◆ Exercise requirements ◆
When checking the entries below, count every line with the word "اطلاعات", then give only that number.

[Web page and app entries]
== Segment start ==
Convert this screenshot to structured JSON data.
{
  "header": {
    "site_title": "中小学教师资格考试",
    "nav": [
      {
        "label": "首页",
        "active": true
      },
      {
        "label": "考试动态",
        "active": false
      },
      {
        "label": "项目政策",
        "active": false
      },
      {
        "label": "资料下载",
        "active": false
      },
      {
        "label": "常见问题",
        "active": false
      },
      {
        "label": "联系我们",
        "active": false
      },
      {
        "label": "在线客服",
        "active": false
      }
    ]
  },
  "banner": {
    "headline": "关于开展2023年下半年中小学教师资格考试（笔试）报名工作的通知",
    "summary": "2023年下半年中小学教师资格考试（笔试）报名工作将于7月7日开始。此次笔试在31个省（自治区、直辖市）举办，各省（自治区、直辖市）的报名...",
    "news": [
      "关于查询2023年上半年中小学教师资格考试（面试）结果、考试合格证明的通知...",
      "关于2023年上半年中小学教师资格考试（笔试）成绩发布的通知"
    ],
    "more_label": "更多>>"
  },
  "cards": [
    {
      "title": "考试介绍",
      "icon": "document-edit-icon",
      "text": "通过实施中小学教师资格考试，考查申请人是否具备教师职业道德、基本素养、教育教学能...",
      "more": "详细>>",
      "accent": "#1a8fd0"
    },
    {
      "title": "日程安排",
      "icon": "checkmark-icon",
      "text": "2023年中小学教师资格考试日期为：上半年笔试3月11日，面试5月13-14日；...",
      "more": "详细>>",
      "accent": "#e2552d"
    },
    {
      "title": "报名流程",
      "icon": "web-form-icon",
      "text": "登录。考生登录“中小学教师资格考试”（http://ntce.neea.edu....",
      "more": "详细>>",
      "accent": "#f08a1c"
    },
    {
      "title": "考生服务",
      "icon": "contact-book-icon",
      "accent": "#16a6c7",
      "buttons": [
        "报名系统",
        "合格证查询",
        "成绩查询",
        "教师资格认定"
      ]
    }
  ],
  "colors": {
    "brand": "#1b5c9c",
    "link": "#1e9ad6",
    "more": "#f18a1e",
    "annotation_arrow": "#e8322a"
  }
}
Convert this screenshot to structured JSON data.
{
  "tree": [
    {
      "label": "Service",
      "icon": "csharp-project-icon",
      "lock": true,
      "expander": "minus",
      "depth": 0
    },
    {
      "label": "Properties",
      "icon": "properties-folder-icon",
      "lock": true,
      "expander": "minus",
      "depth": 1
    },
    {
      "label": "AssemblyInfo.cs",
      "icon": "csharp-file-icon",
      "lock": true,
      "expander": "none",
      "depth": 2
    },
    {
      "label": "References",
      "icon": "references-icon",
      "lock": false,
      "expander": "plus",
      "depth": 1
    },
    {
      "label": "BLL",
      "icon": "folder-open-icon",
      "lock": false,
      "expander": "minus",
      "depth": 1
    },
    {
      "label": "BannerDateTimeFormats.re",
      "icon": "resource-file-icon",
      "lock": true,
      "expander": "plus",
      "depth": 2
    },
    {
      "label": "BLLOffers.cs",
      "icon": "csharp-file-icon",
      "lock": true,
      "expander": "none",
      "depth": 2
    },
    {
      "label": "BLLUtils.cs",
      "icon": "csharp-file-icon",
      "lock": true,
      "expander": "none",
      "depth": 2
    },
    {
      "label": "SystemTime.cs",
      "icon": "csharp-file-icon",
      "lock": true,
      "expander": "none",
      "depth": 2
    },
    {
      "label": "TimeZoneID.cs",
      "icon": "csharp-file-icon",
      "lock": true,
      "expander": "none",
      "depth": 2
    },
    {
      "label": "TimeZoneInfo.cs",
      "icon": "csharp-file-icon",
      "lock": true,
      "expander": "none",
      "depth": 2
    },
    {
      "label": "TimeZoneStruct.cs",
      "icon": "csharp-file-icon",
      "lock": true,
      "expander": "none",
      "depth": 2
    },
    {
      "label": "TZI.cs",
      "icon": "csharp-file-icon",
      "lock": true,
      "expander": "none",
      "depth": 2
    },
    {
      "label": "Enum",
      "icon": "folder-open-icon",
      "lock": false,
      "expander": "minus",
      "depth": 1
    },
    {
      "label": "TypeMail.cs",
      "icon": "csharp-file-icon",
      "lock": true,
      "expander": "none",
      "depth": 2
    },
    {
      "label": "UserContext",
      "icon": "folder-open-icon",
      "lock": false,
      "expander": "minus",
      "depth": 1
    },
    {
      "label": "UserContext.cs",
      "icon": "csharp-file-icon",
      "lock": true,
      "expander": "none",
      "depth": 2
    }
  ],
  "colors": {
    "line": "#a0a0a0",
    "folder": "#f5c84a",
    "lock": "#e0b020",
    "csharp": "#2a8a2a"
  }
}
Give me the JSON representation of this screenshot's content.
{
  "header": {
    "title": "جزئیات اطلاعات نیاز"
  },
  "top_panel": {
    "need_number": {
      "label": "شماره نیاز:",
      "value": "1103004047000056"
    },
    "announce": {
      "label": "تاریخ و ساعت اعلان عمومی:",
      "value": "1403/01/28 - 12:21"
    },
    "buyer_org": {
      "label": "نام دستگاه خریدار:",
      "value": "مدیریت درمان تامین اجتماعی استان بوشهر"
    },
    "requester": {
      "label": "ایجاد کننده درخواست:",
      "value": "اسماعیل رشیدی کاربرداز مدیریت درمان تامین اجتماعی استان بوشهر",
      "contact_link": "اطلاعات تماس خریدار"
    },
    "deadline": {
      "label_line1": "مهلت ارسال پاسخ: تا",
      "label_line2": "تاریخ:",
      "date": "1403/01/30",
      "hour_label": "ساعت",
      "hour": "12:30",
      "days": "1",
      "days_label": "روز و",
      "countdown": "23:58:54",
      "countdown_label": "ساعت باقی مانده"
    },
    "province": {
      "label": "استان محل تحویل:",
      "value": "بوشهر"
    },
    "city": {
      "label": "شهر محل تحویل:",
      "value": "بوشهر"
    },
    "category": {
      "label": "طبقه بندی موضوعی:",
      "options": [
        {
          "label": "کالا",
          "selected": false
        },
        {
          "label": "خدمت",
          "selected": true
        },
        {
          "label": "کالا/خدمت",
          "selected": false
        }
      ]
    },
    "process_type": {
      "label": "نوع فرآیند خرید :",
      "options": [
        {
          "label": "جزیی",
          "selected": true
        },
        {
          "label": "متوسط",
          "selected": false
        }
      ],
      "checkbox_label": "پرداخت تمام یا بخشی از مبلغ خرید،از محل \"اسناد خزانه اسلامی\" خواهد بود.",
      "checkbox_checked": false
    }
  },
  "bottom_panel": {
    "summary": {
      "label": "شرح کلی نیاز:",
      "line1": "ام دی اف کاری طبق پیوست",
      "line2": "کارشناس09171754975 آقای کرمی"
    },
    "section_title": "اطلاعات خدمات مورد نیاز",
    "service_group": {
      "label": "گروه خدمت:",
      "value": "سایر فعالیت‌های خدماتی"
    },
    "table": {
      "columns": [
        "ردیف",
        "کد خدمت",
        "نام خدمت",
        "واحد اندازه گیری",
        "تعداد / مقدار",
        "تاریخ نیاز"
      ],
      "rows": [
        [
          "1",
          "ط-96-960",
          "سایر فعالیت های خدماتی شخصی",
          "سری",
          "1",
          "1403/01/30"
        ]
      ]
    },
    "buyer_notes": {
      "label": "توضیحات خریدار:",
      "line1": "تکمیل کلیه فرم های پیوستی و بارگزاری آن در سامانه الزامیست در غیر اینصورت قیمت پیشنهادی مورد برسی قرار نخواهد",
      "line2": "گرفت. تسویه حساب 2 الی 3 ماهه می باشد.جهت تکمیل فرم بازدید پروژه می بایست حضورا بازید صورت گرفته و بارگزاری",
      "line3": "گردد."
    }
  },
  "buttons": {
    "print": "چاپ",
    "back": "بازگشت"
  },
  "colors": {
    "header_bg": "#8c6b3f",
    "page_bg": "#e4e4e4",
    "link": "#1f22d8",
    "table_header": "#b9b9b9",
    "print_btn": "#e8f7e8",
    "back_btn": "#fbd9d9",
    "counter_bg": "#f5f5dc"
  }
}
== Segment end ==
◆ Task result ◆
3